**Your task**
Give the whole listing below once more, exactly, without pictures.
*** The data Section Begins ***
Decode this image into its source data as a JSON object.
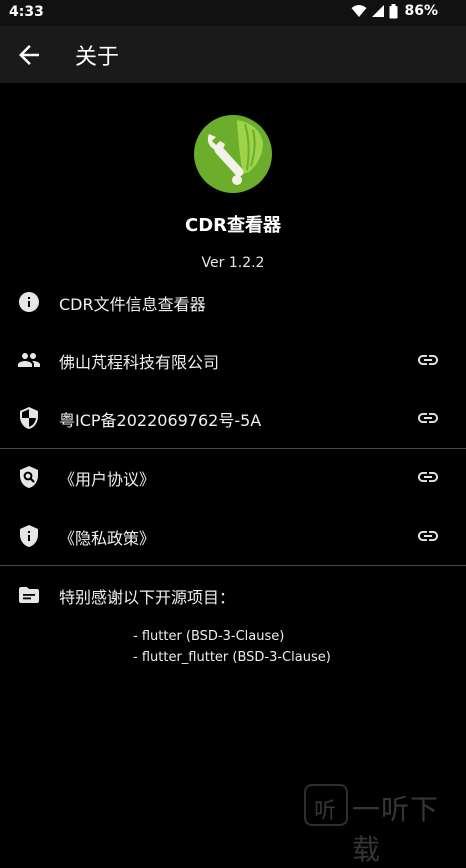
{
  "status": {
    "time": "4:33",
    "battery": "86%"
  },
  "header": {
    "title": "关于"
  },
  "app": {
    "name": "CDR查看器",
    "version": "Ver 1.2.2"
  },
  "items": [
    {
      "label": "CDR文件信息查看器",
      "icon": "info-icon",
      "link": false
    },
    {
      "label": "佛山芃程科技有限公司",
      "icon": "people-icon",
      "link": true
    },
    {
      "label": "粤ICP备2022069762号-5A",
      "icon": "shield-icon",
      "link": true
    },
    {
      "label": "《用户协议》",
      "icon": "policy-icon",
      "link": true
    },
    {
      "label": "《隐私政策》",
      "icon": "privacy-icon",
      "link": true
    },
    {
      "label": "特别感谢以下开源项目：",
      "icon": "folder-icon",
      "link": false
    }
  ],
  "credits": [
    "- flutter (BSD-3-Clause)",
    "- flutter_flutter (BSD-3-Clause)"
  ],
  "watermark": {
    "box": "听",
    "text": "一听下载"
  },
  "colors": {
    "background": "#000000",
    "appbar": "#1a1a1a",
    "logo_green": "#6cae2b",
    "divider": "#4a4a4a"
  }
}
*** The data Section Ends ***
**Your solution**
Decode this image into its source data as a JSON object.
{
  "status": {
    "time": "4:33",
    "battery": "86%"
  },
  "header": {
    "title": "关于"
  },
  "app": {
    "name": "CDR查看器",
    "version": "Ver 1.2.2"
  },
  "items": [
    {
      "label": "CDR文件信息查看器",
      "icon": "info-icon",
      "link": false
    },
    {
      "label": "佛山芃程科技有限公司",
      "icon": "people-icon",
      "link": true
    },
    {
      "label": "粤ICP备2022069762号-5A",
      "icon": "shield-icon",
      "link": true
    },
    {
      "label": "《用户协议》",
      "icon": "policy-icon",
      "link": true
    },
    {
      "label": "《隐私政策》",
      "icon": "privacy-icon",
      "link": true
    },
    {
      "label": "特别感谢以下开源项目：",
      "icon": "folder-icon",
      "link": false
    }
  ],
  "credits": [
    "- flutter (BSD-3-Clause)",
    "- flutter_flutter (BSD-3-Clause)"
  ],
  "watermark": {
    "box": "听",
    "text": "一听下载"
  },
  "colors": {
    "background": "#000000",
    "appbar": "#1a1a1a",
    "logo_green": "#6cae2b",
    "divider": "#4a4a4a"
  }
}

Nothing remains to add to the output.